In 2019, the European Commission recognised (as part of a review of the RED) that palm oil was unsustainable, and legislation now requires its share of fuels to be frozen, reduced from 2023 and phased out by 2030. But the original directive, which applies until the end of the year, allows fuel producers to mix oil from food crops with traditional petrol and diesel.

New EU data shows that 45% of global palm oil expansion since 2008 has caused deforestation. This is in line with T&E’s original finding from 2016 that biodiesel made from palm oil is three times worse for the climate than regular diesel.

T&E’s biofuels manager Cristina Mestre said: ‘The madness of burning food in cars must stop. This failed biofuels policy forces up global food prices, drives deforestation and climate change, and threatens both local communities and endangered species. EU leaders must ensure the revision of the Renewable Energy Directive leads to all food-based biofuels – not just palm oil – being phased out from next year.’

While use of rapeseed, sunflower, soy and palm oil in biodiesel has risen by 46% from 8 million tonnes in 2009 to 11.7mt in 2019, their use to make everyday products such as bread, ice cream, hazelnut spread, chocolate, margarine, shampoo and detergent has remained at around 12mt per year.

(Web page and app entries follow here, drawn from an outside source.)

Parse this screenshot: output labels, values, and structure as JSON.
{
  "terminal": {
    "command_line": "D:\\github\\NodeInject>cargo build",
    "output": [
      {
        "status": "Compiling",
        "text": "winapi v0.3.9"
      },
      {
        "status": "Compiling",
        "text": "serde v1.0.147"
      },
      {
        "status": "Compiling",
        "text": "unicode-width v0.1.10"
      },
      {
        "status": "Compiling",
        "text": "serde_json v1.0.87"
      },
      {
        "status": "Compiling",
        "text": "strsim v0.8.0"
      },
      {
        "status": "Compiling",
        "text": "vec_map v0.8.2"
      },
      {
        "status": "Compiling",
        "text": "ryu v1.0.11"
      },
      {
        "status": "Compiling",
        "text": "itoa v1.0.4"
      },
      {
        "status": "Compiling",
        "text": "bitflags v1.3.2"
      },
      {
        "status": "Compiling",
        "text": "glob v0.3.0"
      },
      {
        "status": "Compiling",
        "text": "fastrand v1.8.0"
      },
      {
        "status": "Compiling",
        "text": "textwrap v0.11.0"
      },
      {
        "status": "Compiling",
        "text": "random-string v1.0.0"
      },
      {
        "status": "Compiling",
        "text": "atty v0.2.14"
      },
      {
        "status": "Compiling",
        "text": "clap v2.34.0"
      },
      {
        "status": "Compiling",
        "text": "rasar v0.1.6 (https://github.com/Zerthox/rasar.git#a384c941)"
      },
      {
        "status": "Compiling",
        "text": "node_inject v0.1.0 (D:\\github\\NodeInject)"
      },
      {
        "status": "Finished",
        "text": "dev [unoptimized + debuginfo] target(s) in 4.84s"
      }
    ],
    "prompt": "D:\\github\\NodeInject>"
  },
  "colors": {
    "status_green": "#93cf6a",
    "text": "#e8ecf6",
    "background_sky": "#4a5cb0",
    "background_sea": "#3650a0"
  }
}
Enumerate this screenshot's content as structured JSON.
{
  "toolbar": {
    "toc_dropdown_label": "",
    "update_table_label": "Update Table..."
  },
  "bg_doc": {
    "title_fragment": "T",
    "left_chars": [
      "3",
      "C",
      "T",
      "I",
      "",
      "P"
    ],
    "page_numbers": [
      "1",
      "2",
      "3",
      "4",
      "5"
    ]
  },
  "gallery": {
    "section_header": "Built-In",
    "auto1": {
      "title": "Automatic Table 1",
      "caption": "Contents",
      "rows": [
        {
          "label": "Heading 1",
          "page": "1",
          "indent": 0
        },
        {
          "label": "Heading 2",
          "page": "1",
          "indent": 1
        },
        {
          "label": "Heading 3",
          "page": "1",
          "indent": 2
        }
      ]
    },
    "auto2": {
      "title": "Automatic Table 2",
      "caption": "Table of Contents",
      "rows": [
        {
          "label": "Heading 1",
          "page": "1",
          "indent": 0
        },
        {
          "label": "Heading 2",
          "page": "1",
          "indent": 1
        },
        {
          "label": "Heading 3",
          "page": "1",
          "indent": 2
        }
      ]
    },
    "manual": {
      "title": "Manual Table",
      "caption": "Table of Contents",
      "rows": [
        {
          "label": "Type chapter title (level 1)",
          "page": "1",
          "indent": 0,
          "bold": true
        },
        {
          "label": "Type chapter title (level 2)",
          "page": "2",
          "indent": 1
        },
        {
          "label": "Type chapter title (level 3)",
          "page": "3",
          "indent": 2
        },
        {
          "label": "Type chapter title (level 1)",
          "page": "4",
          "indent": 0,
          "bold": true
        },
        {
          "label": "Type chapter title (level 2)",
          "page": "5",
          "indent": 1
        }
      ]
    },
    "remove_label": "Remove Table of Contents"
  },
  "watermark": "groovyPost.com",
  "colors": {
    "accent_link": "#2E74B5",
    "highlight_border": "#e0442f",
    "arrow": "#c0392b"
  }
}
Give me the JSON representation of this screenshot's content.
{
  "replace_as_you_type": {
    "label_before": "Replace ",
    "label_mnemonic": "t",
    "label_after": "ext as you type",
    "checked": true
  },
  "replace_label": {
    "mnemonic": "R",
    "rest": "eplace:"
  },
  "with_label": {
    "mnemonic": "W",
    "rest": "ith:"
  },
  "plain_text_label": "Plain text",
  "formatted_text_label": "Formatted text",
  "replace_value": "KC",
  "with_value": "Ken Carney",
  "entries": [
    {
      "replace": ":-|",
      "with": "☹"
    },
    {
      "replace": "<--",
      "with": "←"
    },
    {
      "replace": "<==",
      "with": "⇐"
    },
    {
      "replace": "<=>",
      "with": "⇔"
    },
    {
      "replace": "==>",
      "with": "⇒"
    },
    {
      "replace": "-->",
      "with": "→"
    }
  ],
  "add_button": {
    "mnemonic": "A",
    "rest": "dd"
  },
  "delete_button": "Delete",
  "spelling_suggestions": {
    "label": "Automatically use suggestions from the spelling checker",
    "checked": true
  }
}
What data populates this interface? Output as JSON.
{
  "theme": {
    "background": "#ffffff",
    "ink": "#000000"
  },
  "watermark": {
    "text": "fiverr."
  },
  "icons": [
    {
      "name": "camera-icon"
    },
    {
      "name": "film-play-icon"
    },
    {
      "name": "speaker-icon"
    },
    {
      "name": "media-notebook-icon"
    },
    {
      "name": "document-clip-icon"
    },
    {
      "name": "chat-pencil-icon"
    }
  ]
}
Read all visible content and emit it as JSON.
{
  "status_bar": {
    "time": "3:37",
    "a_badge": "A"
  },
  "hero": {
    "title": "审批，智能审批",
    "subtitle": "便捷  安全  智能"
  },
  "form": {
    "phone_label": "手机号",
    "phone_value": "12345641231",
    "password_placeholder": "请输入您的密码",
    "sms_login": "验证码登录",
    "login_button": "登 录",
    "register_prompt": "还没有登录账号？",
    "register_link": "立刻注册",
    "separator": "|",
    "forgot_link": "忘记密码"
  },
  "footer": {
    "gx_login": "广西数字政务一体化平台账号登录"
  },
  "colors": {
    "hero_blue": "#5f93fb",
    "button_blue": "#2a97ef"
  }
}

The popular cookie, the Oreo, has been criticised for having some of its fat content from palm oil. But even as the world’s best-selling biscuit, its palm oil consumption falls well below biodiesel. To show the order of magnitude, T&E has compared the 4.5mt of palm oil burned in Europe’s car engines with the amount of palm oil in the 40 billion Oreos eaten across the world each year. Assuming that only half the fat in an Oreo is from palm oil, European drivers burn 100 times more palm oil in a year than all the Oreos eaten worldwide.

Spain, the Netherlands and Italy together made up 81.5% of the EU’s palm oil diesel production in 2019, with Spain the largest of them with 1.76mt of palm oil transformed into biodiesel in Spanish refineries. This has prompted an international coalition of NGOs to relaunch the successful #NotInMyTank campaign to urge the governments of France, Germany, Italy, Spain and the Netherlands to end public support for food-based biofuels. The campaign was highly successful in 2018-19 in showing that biofuels were no cure for climate change, and in fact contributed to it.